Problem to solve:
Extract from the listing each line in which the word "heart" appears.

---------- Records for the task

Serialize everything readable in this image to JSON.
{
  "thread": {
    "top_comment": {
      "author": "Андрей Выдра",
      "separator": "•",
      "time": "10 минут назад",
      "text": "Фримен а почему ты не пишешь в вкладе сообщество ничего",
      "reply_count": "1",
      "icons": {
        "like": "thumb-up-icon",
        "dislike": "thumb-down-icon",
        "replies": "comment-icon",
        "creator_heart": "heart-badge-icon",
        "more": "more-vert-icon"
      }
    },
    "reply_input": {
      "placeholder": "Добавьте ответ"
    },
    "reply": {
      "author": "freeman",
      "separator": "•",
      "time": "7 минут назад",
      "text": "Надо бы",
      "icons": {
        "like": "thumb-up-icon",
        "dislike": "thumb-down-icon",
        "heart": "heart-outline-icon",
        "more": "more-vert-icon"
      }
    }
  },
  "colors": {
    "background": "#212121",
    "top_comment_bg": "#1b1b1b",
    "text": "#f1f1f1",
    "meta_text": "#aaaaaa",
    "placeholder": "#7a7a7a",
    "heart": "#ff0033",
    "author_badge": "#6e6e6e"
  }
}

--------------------

Answer box:
        "creator_heart": "heart-badge-icon",
        "heart": "heart-outline-icon",
    "heart": "#ff0033",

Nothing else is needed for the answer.